Raising capital can sometimes come at a cost to existing shareholders. Apart from the usual fees and expenses involved, it could mean relinquishing some form of control. For example, if a company goes the debt route, the banks will taken on collateral and in some cases direct the affairs of the company. If it is a public offer, then it means the company will likely add new shareholders thus increasing the number of people who have claims to its earnings. A rights issue however avoids all these pitfalls because it is only sold to existing shareholders of the company. In a rights issue, shares are only sold to existing shareholders based on the existing number of shares they already own. Therefore the risk of dilution is avoided.
Dovetailing from above, right issues are also considered the easiest way to raise capital especially if you want to repay debt. Since the economic crisis that started in 2014, most companies in Nigeria have seen their debt and cost of servicing these debts increase to unbearable levels. Repaying these debt has also become expensive as most investors are wary of the economy. The case of Etisalat and the 13 Nigerian banks is an example. However, if all doors are closed the last resort will always be to go back to existing shareholders who care about the companies to stay afloat.
Cheaper Way of Raising Capital
In a bearish stock market, where it will be difficult for a quoted company to raise money through a secondary offer, embarking on a Rights Issue is a cheaper way of raising funds. This is because the costs of preparing a brochure, underwriting commission, press advertising, and other related service costs involved in a new issue of shares are reduced.

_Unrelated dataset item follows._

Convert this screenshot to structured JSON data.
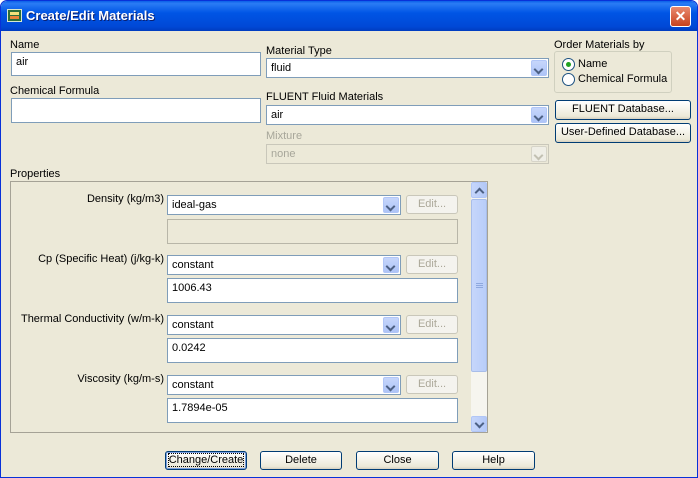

Due to the developments in the financial services industry, banks undertake limited lending at very high interest rates which will expose the company to huge financial costs.
Optimise Balance Sheet and Improve Financial Flexibility
Guinness Nigeria Plc, last year found itself exposed to the challenging operating environment. The company was highly exposed due to its heavy reliance on bank borrowings, which required the payment of huge finance charges worsened as a result of the naira devaluation. Guinness net debt equity ratio jumped from 79.9% to 103.9% as the half year ended Dec 31, 2016.
Earlier this year, a Rights Issue of N40 billion was done to deleverage its balance sheet and reduce the erosion of its earnings through high interest charges.
Fund R&D and Investments
Rights issues are sometimes issued by companies to help increase cashflow, fund research & development, purchase assets or acquire a new company. For example, in a letter to shareholders on how the funds raised from the rights issue will be spent – transcorpnigeria.com/transcorp-lists-rights-issue/
Transcorp Plc stated that funds raised will be mainly used to refinance the company’s investments in the acquisition of Ughelli Power Plc and deepen its play in the hospitality and Oil & Has sector.
Finance Working Capital Needs
Companies can also embark on a Rights Issue to fund working capital needs. UAC of Nigeria Plc proposed a plan for a Rights Issue in May for two of its subsidiaries Grand Cereals Limited and Livestock Feeds. These 2 companies needed working capital support during the procurement season of Nov/Dec which banks may not provide timely as this period coincides with the financial year and of banks, when balance sheet management is important.